> TASK ITEM
Lines from the listing that hold the string "Seal" are what you should return.

◆ ◆ ◆ ◆ ◆ ◆ ◆

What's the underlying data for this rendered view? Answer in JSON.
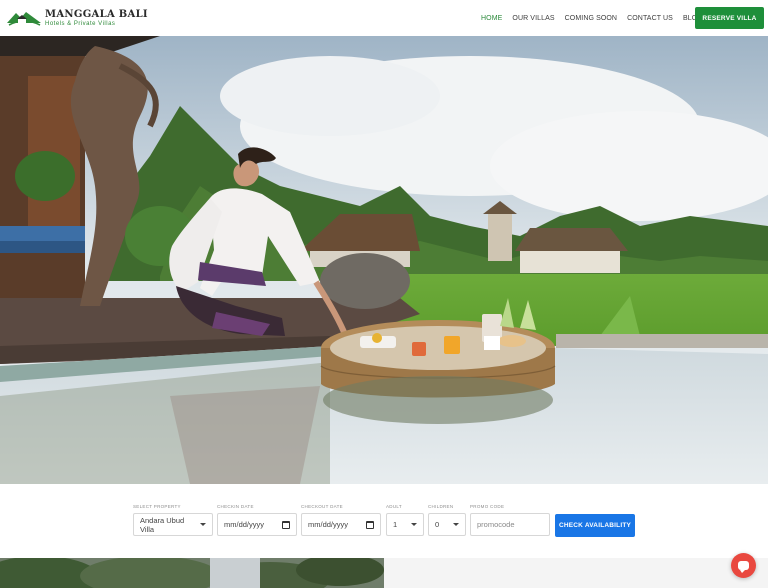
{
  "brand": {
    "name": "MANGGALA BALI",
    "tagline": "Hotels & Private Villas",
    "accent_color": "#1e8f3a"
  },
  "nav": {
    "items": [
      {
        "label": "HOME",
        "active": true
      },
      {
        "label": "OUR VILLAS",
        "active": false
      },
      {
        "label": "COMING SOON",
        "active": false
      },
      {
        "label": "CONTACT US",
        "active": false
      },
      {
        "label": "BLOG",
        "active": false
      }
    ],
    "reserve_label": "RESERVE VILLA"
  },
  "booking": {
    "property": {
      "label": "SELECT PROPERTY",
      "value": "Andara Ubud Villa"
    },
    "checkin": {
      "label": "CHECKIN DATE",
      "value": "mm/dd/yyyy"
    },
    "checkout": {
      "label": "CHECKOUT DATE",
      "value": "mm/dd/yyyy"
    },
    "adult": {
      "label": "ADULT",
      "value": "1"
    },
    "children": {
      "label": "CHILDREN",
      "value": "0"
    },
    "promo": {
      "label": "PROMO CODE",
      "placeholder": "promocode"
    },
    "submit_label": "CHECK AVAILABILITY",
    "submit_color": "#1976e6"
  },
  "icons": {
    "logo": "mountain-house-logo-icon",
    "calendar": "calendar-icon",
    "caret": "chevron-down-icon",
    "chat": "chat-bubble-icon"
  },
  "chat_color": "#e9483f"
}
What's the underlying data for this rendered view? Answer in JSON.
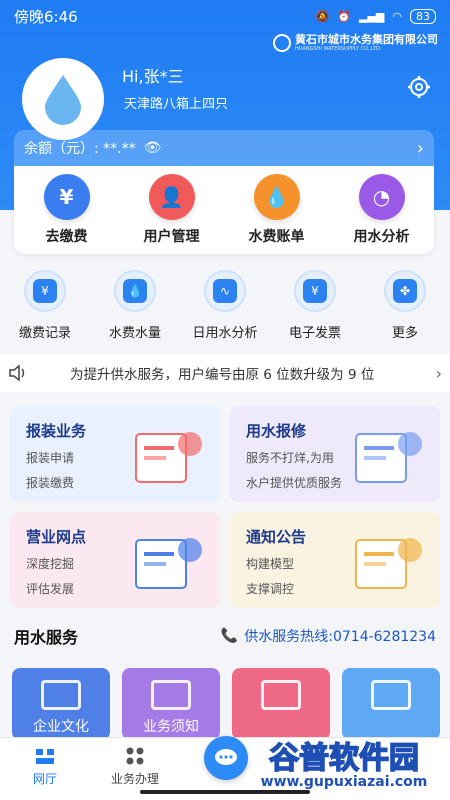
{
  "status": {
    "time": "傍晚6:46",
    "battery": "83"
  },
  "brand": {
    "name": "黄石市城市水务集团有限公司",
    "sub": "HUANGSHI WATERSUPPLY CO.,LTD."
  },
  "user": {
    "greeting": "Hi,张*三",
    "address": "天津路八箱上四只"
  },
  "balance": {
    "label": "余额（元）: **.**"
  },
  "quick": [
    {
      "label": "去缴费",
      "icon": "yuan-icon",
      "color": "#3a7df0",
      "glyph": "¥"
    },
    {
      "label": "用户管理",
      "icon": "user-icon",
      "color": "#f05a5a",
      "glyph": "👤"
    },
    {
      "label": "水费账单",
      "icon": "water-drop-icon",
      "color": "#f5922c",
      "glyph": "💧"
    },
    {
      "label": "用水分析",
      "icon": "pie-chart-icon",
      "color": "#9b59e8",
      "glyph": "◔"
    }
  ],
  "grid": [
    {
      "label": "缴费记录",
      "icon": "receipt-icon",
      "glyph": "¥"
    },
    {
      "label": "水费水量",
      "icon": "drop-icon",
      "glyph": "💧"
    },
    {
      "label": "日用水分析",
      "icon": "line-chart-icon",
      "glyph": "∿"
    },
    {
      "label": "电子发票",
      "icon": "invoice-icon",
      "glyph": "¥"
    },
    {
      "label": "更多",
      "icon": "more-icon",
      "glyph": "✤"
    }
  ],
  "notice": {
    "text": "为提升供水服务，用户编号由原 6 位数升级为 9 位"
  },
  "cards": [
    {
      "title": "报装业务",
      "line1": "报装申请",
      "line2": "报装缴费",
      "icon": "application-illustration"
    },
    {
      "title": "用水报修",
      "line1": "服务不打烊,为用",
      "line2": "水户提供优质服务",
      "icon": "repair-illustration"
    },
    {
      "title": "营业网点",
      "line1": "深度挖掘",
      "line2": "评估发展",
      "icon": "network-illustration"
    },
    {
      "title": "通知公告",
      "line1": "构建模型",
      "line2": "支撑调控",
      "icon": "announcement-illustration"
    }
  ],
  "service": {
    "title": "用水服务",
    "hotline": "供水服务热线:0714-6281234"
  },
  "tiles": [
    {
      "label": "企业文化"
    },
    {
      "label": "业务须知"
    },
    {
      "label": ""
    },
    {
      "label": ""
    }
  ],
  "tabs": [
    {
      "label": "网厅",
      "icon": "home-icon"
    },
    {
      "label": "业务办理",
      "icon": "grid-icon"
    }
  ],
  "watermark": {
    "text": "谷普软件园",
    "url": "www.gupuxiazai.com"
  }
}
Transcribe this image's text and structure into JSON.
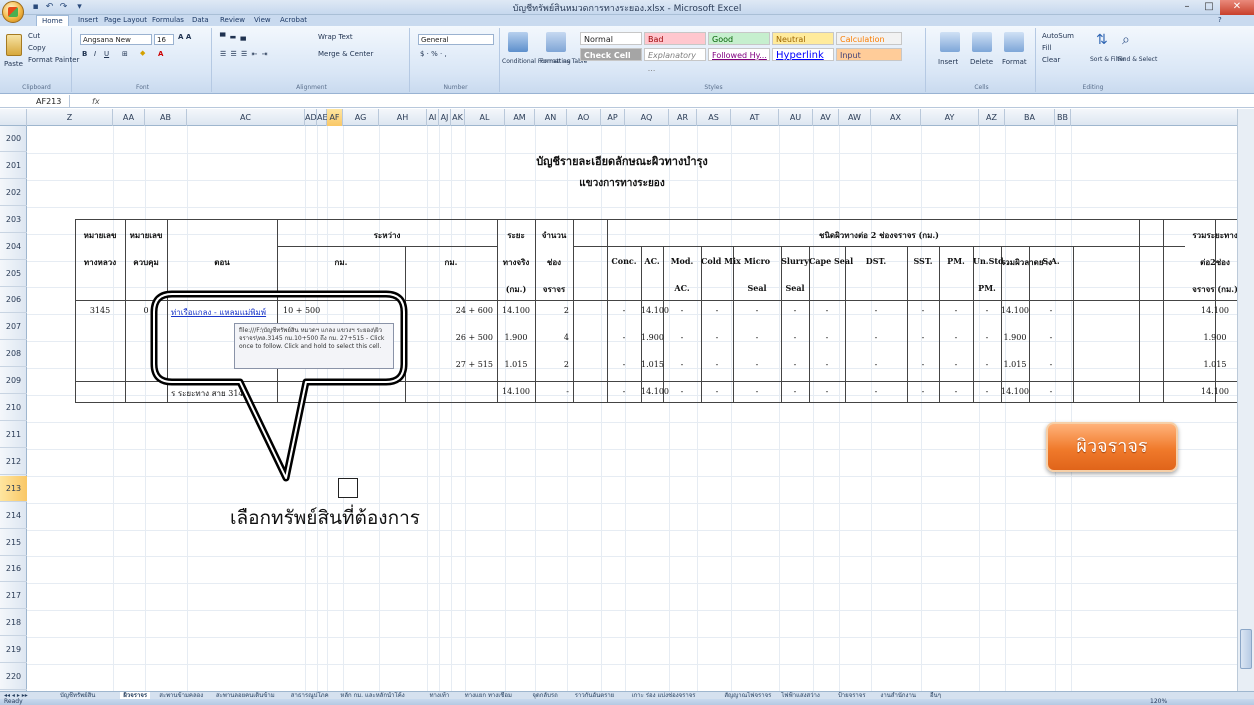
{
  "window": {
    "title": "บัญชีทรัพย์สินหมวดการทางระยอง.xlsx - Microsoft Excel",
    "min": "–",
    "max": "□",
    "close": "✕"
  },
  "ribbon_tabs": [
    "Home",
    "Insert",
    "Page Layout",
    "Formulas",
    "Data",
    "Review",
    "View",
    "Acrobat"
  ],
  "ribbon": {
    "clipboard": {
      "paste": "Paste",
      "cut": "Cut",
      "copy": "Copy",
      "format_painter": "Format Painter",
      "label": "Clipboard"
    },
    "font": {
      "name": "Angsana New",
      "size": "16",
      "label": "Font"
    },
    "alignment": {
      "wrap": "Wrap Text",
      "merge": "Merge & Center",
      "label": "Alignment"
    },
    "number": {
      "format": "General",
      "label": "Number"
    },
    "styles": {
      "conditional": "Conditional Formatting",
      "format_table": "Format as Table",
      "normal": "Normal",
      "bad": "Bad",
      "good": "Good",
      "neutral": "Neutral",
      "calculation": "Calculation",
      "check_cell": "Check Cell",
      "explanatory": "Explanatory ...",
      "followed": "Followed Hy...",
      "hyperlink": "Hyperlink",
      "input": "Input",
      "label": "Styles"
    },
    "cells": {
      "insert": "Insert",
      "delete": "Delete",
      "format": "Format",
      "label": "Cells"
    },
    "editing": {
      "autosum": "AutoSum",
      "fill": "Fill",
      "clear": "Clear",
      "sort": "Sort & Filter",
      "find": "Find & Select",
      "label": "Editing"
    }
  },
  "formula_bar": {
    "name_box": "AF213",
    "fx": "fx",
    "value": ""
  },
  "columns": [
    "Z",
    "AA",
    "AB",
    "AC",
    "AD",
    "AE",
    "AF",
    "AG",
    "AH",
    "AI",
    "AJ",
    "AK",
    "AL",
    "AM",
    "AN",
    "AO",
    "AP",
    "AQ",
    "AR",
    "AS",
    "AT",
    "AU",
    "AV",
    "AW",
    "AX",
    "AY",
    "AZ",
    "BA",
    "BB"
  ],
  "selected_column": "AF",
  "rows": [
    "200",
    "201",
    "202",
    "203",
    "204",
    "205",
    "206",
    "207",
    "208",
    "209",
    "210",
    "211",
    "212",
    "213",
    "214",
    "215",
    "216",
    "217",
    "218",
    "219",
    "220"
  ],
  "selected_row": "213",
  "sheet": {
    "title": "บัญชีรายละเอียดลักษณะผิวทางบำรุง",
    "subtitle": "แขวงการทางระยอง",
    "headers": {
      "road_no_1": "หมายเลข",
      "road_no_2": "ทางหลวง",
      "ctrl_no_1": "หมายเลข",
      "ctrl_no_2": "ควบคุม",
      "section": "ตอน",
      "between": "ระหว่าง",
      "km_from": "กม.",
      "km_to": "กม.",
      "dist_1": "ระยะ",
      "dist_2": "ทางจริง",
      "dist_3": "(กม.)",
      "lanes_1": "จำนวน",
      "lanes_2": "ช่อง",
      "lanes_3": "จราจร",
      "surface_group": "ชนิดผิวทางต่อ 2 ช่องจราจร (กม.)",
      "conc": "Conc.",
      "ac": "AC.",
      "mod_ac_1": "Mod.",
      "mod_ac_2": "AC.",
      "cold_mix": "Cold Mix",
      "micro_1": "Micro",
      "micro_2": "Seal",
      "slurry_1": "Slurry",
      "slurry_2": "Seal",
      "cape_seal": "Cape Seal",
      "dst": "DST.",
      "sst": "SST.",
      "pm": "PM.",
      "unstd_1": "Un.Std.,",
      "unstd_2": "PM.",
      "paved_total": "รวมผิวลาดยาง",
      "sa": "S.A.",
      "total_1": "รวมระยะทาง",
      "total_2": "ต่อ2ช่อง",
      "total_3": "จราจร (กม.)",
      "note": "หมาย"
    },
    "rows": [
      {
        "road": "3145",
        "ctrl": "0",
        "section": "ท่าเรือแกลง - แหลมแม่พิมพ์",
        "km_from": "10 + 500",
        "km_to": "24 + 600",
        "dist": "14.100",
        "lanes": "2",
        "conc": "-",
        "ac": "14.100",
        "mod": "-",
        "cold": "-",
        "micro": "-",
        "slurry": "-",
        "cape": "-",
        "dst": "-",
        "sst": "-",
        "pm": "-",
        "unstd": "-",
        "paved": "14.100",
        "sa": "-",
        "total": "14.100"
      },
      {
        "road": "",
        "ctrl": "",
        "section": "",
        "km_from": "",
        "km_to": "26 + 500",
        "dist": "1.900",
        "lanes": "4",
        "conc": "-",
        "ac": "1.900",
        "mod": "-",
        "cold": "-",
        "micro": "-",
        "slurry": "-",
        "cape": "-",
        "dst": "-",
        "sst": "-",
        "pm": "-",
        "unstd": "-",
        "paved": "1.900",
        "sa": "-",
        "total": "1.900"
      },
      {
        "road": "",
        "ctrl": "",
        "section": "",
        "km_from": "",
        "km_to": "27 + 515",
        "dist": "1.015",
        "lanes": "2",
        "conc": "-",
        "ac": "1.015",
        "mod": "-",
        "cold": "-",
        "micro": "-",
        "slurry": "-",
        "cape": "-",
        "dst": "-",
        "sst": "-",
        "pm": "-",
        "unstd": "-",
        "paved": "1.015",
        "sa": "-",
        "total": "1.015"
      },
      {
        "road": "",
        "ctrl": "",
        "section": "ร ระยะทาง สาย 3145",
        "km_from": "",
        "km_to": "",
        "dist": "14.100",
        "lanes": "-",
        "conc": "-",
        "ac": "14.100",
        "mod": "-",
        "cold": "-",
        "micro": "-",
        "slurry": "-",
        "cape": "-",
        "dst": "-",
        "sst": "-",
        "pm": "-",
        "unstd": "-",
        "paved": "14.100",
        "sa": "-",
        "total": "14.100"
      }
    ],
    "tooltip": "file:///F:\\บัญชีทรัพย์สิน หมวดฯ แกลง แขวงฯ ระยอง\\ผิวจราจร\\ทล.3145 กม.10+500 ถึง กม. 27+515 - Click once to follow. Click and hold to select this cell.",
    "callout_text": "เลือกทรัพย์สินที่ต้องการ",
    "road_button": "ผิวจราจร"
  },
  "sheet_tabs": [
    "บัญชีทรัพย์สิน",
    "ผิวจราจร",
    "สะพานข้ามคลอง",
    "สะพานลอยคนเดินข้าม",
    "สาธารณูปโภค",
    "หลัก กม. และหลักนำโค้ง",
    "ทางเท้า",
    "ทางแยก ทางเชื่อม",
    "จุดกลับรถ",
    "ราวกันอันตราย",
    "เกาะ ร่อง แบ่งช่องจราจร",
    "สัญญาณไฟจราจร",
    "ไฟฟ้าแสงสว่าง",
    "ป้ายจราจร",
    "งานสำนักงาน",
    "อื่นๆ"
  ],
  "active_sheet": "ผิวจราจร",
  "status": {
    "ready": "Ready",
    "zoom": "120%"
  }
}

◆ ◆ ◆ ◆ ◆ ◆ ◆

> RESPONSE BOX
      "micro_2": "Seal",
      "slurry_2": "Seal",
      "cape_seal": "Cape Seal",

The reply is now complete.